* [Task to complete]: Set down the whole listing below exactly. The pictures stay out.

————————

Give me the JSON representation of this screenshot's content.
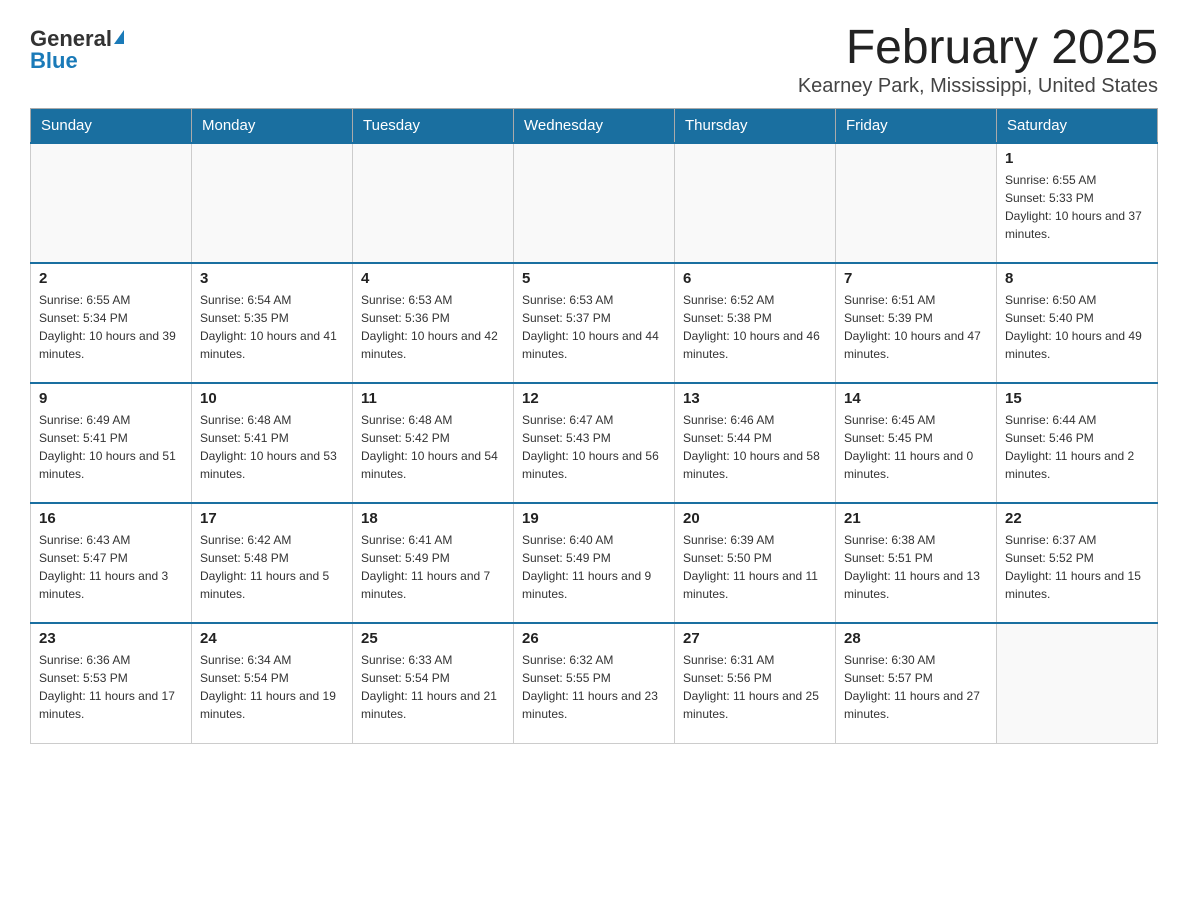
{
  "logo": {
    "general": "General",
    "blue": "Blue"
  },
  "title": "February 2025",
  "subtitle": "Kearney Park, Mississippi, United States",
  "days_of_week": [
    "Sunday",
    "Monday",
    "Tuesday",
    "Wednesday",
    "Thursday",
    "Friday",
    "Saturday"
  ],
  "weeks": [
    [
      {
        "day": "",
        "info": ""
      },
      {
        "day": "",
        "info": ""
      },
      {
        "day": "",
        "info": ""
      },
      {
        "day": "",
        "info": ""
      },
      {
        "day": "",
        "info": ""
      },
      {
        "day": "",
        "info": ""
      },
      {
        "day": "1",
        "info": "Sunrise: 6:55 AM\nSunset: 5:33 PM\nDaylight: 10 hours and 37 minutes."
      }
    ],
    [
      {
        "day": "2",
        "info": "Sunrise: 6:55 AM\nSunset: 5:34 PM\nDaylight: 10 hours and 39 minutes."
      },
      {
        "day": "3",
        "info": "Sunrise: 6:54 AM\nSunset: 5:35 PM\nDaylight: 10 hours and 41 minutes."
      },
      {
        "day": "4",
        "info": "Sunrise: 6:53 AM\nSunset: 5:36 PM\nDaylight: 10 hours and 42 minutes."
      },
      {
        "day": "5",
        "info": "Sunrise: 6:53 AM\nSunset: 5:37 PM\nDaylight: 10 hours and 44 minutes."
      },
      {
        "day": "6",
        "info": "Sunrise: 6:52 AM\nSunset: 5:38 PM\nDaylight: 10 hours and 46 minutes."
      },
      {
        "day": "7",
        "info": "Sunrise: 6:51 AM\nSunset: 5:39 PM\nDaylight: 10 hours and 47 minutes."
      },
      {
        "day": "8",
        "info": "Sunrise: 6:50 AM\nSunset: 5:40 PM\nDaylight: 10 hours and 49 minutes."
      }
    ],
    [
      {
        "day": "9",
        "info": "Sunrise: 6:49 AM\nSunset: 5:41 PM\nDaylight: 10 hours and 51 minutes."
      },
      {
        "day": "10",
        "info": "Sunrise: 6:48 AM\nSunset: 5:41 PM\nDaylight: 10 hours and 53 minutes."
      },
      {
        "day": "11",
        "info": "Sunrise: 6:48 AM\nSunset: 5:42 PM\nDaylight: 10 hours and 54 minutes."
      },
      {
        "day": "12",
        "info": "Sunrise: 6:47 AM\nSunset: 5:43 PM\nDaylight: 10 hours and 56 minutes."
      },
      {
        "day": "13",
        "info": "Sunrise: 6:46 AM\nSunset: 5:44 PM\nDaylight: 10 hours and 58 minutes."
      },
      {
        "day": "14",
        "info": "Sunrise: 6:45 AM\nSunset: 5:45 PM\nDaylight: 11 hours and 0 minutes."
      },
      {
        "day": "15",
        "info": "Sunrise: 6:44 AM\nSunset: 5:46 PM\nDaylight: 11 hours and 2 minutes."
      }
    ],
    [
      {
        "day": "16",
        "info": "Sunrise: 6:43 AM\nSunset: 5:47 PM\nDaylight: 11 hours and 3 minutes."
      },
      {
        "day": "17",
        "info": "Sunrise: 6:42 AM\nSunset: 5:48 PM\nDaylight: 11 hours and 5 minutes."
      },
      {
        "day": "18",
        "info": "Sunrise: 6:41 AM\nSunset: 5:49 PM\nDaylight: 11 hours and 7 minutes."
      },
      {
        "day": "19",
        "info": "Sunrise: 6:40 AM\nSunset: 5:49 PM\nDaylight: 11 hours and 9 minutes."
      },
      {
        "day": "20",
        "info": "Sunrise: 6:39 AM\nSunset: 5:50 PM\nDaylight: 11 hours and 11 minutes."
      },
      {
        "day": "21",
        "info": "Sunrise: 6:38 AM\nSunset: 5:51 PM\nDaylight: 11 hours and 13 minutes."
      },
      {
        "day": "22",
        "info": "Sunrise: 6:37 AM\nSunset: 5:52 PM\nDaylight: 11 hours and 15 minutes."
      }
    ],
    [
      {
        "day": "23",
        "info": "Sunrise: 6:36 AM\nSunset: 5:53 PM\nDaylight: 11 hours and 17 minutes."
      },
      {
        "day": "24",
        "info": "Sunrise: 6:34 AM\nSunset: 5:54 PM\nDaylight: 11 hours and 19 minutes."
      },
      {
        "day": "25",
        "info": "Sunrise: 6:33 AM\nSunset: 5:54 PM\nDaylight: 11 hours and 21 minutes."
      },
      {
        "day": "26",
        "info": "Sunrise: 6:32 AM\nSunset: 5:55 PM\nDaylight: 11 hours and 23 minutes."
      },
      {
        "day": "27",
        "info": "Sunrise: 6:31 AM\nSunset: 5:56 PM\nDaylight: 11 hours and 25 minutes."
      },
      {
        "day": "28",
        "info": "Sunrise: 6:30 AM\nSunset: 5:57 PM\nDaylight: 11 hours and 27 minutes."
      },
      {
        "day": "",
        "info": ""
      }
    ]
  ]
}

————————

* [Answer to this task]:
Give me the JSON representation of this screenshot's content.
{
  "logo": {
    "general": "General",
    "blue": "Blue"
  },
  "title": "February 2025",
  "subtitle": "Kearney Park, Mississippi, United States",
  "days_of_week": [
    "Sunday",
    "Monday",
    "Tuesday",
    "Wednesday",
    "Thursday",
    "Friday",
    "Saturday"
  ],
  "weeks": [
    [
      {
        "day": "",
        "info": ""
      },
      {
        "day": "",
        "info": ""
      },
      {
        "day": "",
        "info": ""
      },
      {
        "day": "",
        "info": ""
      },
      {
        "day": "",
        "info": ""
      },
      {
        "day": "",
        "info": ""
      },
      {
        "day": "1",
        "info": "Sunrise: 6:55 AM\nSunset: 5:33 PM\nDaylight: 10 hours and 37 minutes."
      }
    ],
    [
      {
        "day": "2",
        "info": "Sunrise: 6:55 AM\nSunset: 5:34 PM\nDaylight: 10 hours and 39 minutes."
      },
      {
        "day": "3",
        "info": "Sunrise: 6:54 AM\nSunset: 5:35 PM\nDaylight: 10 hours and 41 minutes."
      },
      {
        "day": "4",
        "info": "Sunrise: 6:53 AM\nSunset: 5:36 PM\nDaylight: 10 hours and 42 minutes."
      },
      {
        "day": "5",
        "info": "Sunrise: 6:53 AM\nSunset: 5:37 PM\nDaylight: 10 hours and 44 minutes."
      },
      {
        "day": "6",
        "info": "Sunrise: 6:52 AM\nSunset: 5:38 PM\nDaylight: 10 hours and 46 minutes."
      },
      {
        "day": "7",
        "info": "Sunrise: 6:51 AM\nSunset: 5:39 PM\nDaylight: 10 hours and 47 minutes."
      },
      {
        "day": "8",
        "info": "Sunrise: 6:50 AM\nSunset: 5:40 PM\nDaylight: 10 hours and 49 minutes."
      }
    ],
    [
      {
        "day": "9",
        "info": "Sunrise: 6:49 AM\nSunset: 5:41 PM\nDaylight: 10 hours and 51 minutes."
      },
      {
        "day": "10",
        "info": "Sunrise: 6:48 AM\nSunset: 5:41 PM\nDaylight: 10 hours and 53 minutes."
      },
      {
        "day": "11",
        "info": "Sunrise: 6:48 AM\nSunset: 5:42 PM\nDaylight: 10 hours and 54 minutes."
      },
      {
        "day": "12",
        "info": "Sunrise: 6:47 AM\nSunset: 5:43 PM\nDaylight: 10 hours and 56 minutes."
      },
      {
        "day": "13",
        "info": "Sunrise: 6:46 AM\nSunset: 5:44 PM\nDaylight: 10 hours and 58 minutes."
      },
      {
        "day": "14",
        "info": "Sunrise: 6:45 AM\nSunset: 5:45 PM\nDaylight: 11 hours and 0 minutes."
      },
      {
        "day": "15",
        "info": "Sunrise: 6:44 AM\nSunset: 5:46 PM\nDaylight: 11 hours and 2 minutes."
      }
    ],
    [
      {
        "day": "16",
        "info": "Sunrise: 6:43 AM\nSunset: 5:47 PM\nDaylight: 11 hours and 3 minutes."
      },
      {
        "day": "17",
        "info": "Sunrise: 6:42 AM\nSunset: 5:48 PM\nDaylight: 11 hours and 5 minutes."
      },
      {
        "day": "18",
        "info": "Sunrise: 6:41 AM\nSunset: 5:49 PM\nDaylight: 11 hours and 7 minutes."
      },
      {
        "day": "19",
        "info": "Sunrise: 6:40 AM\nSunset: 5:49 PM\nDaylight: 11 hours and 9 minutes."
      },
      {
        "day": "20",
        "info": "Sunrise: 6:39 AM\nSunset: 5:50 PM\nDaylight: 11 hours and 11 minutes."
      },
      {
        "day": "21",
        "info": "Sunrise: 6:38 AM\nSunset: 5:51 PM\nDaylight: 11 hours and 13 minutes."
      },
      {
        "day": "22",
        "info": "Sunrise: 6:37 AM\nSunset: 5:52 PM\nDaylight: 11 hours and 15 minutes."
      }
    ],
    [
      {
        "day": "23",
        "info": "Sunrise: 6:36 AM\nSunset: 5:53 PM\nDaylight: 11 hours and 17 minutes."
      },
      {
        "day": "24",
        "info": "Sunrise: 6:34 AM\nSunset: 5:54 PM\nDaylight: 11 hours and 19 minutes."
      },
      {
        "day": "25",
        "info": "Sunrise: 6:33 AM\nSunset: 5:54 PM\nDaylight: 11 hours and 21 minutes."
      },
      {
        "day": "26",
        "info": "Sunrise: 6:32 AM\nSunset: 5:55 PM\nDaylight: 11 hours and 23 minutes."
      },
      {
        "day": "27",
        "info": "Sunrise: 6:31 AM\nSunset: 5:56 PM\nDaylight: 11 hours and 25 minutes."
      },
      {
        "day": "28",
        "info": "Sunrise: 6:30 AM\nSunset: 5:57 PM\nDaylight: 11 hours and 27 minutes."
      },
      {
        "day": "",
        "info": ""
      }
    ]
  ]
}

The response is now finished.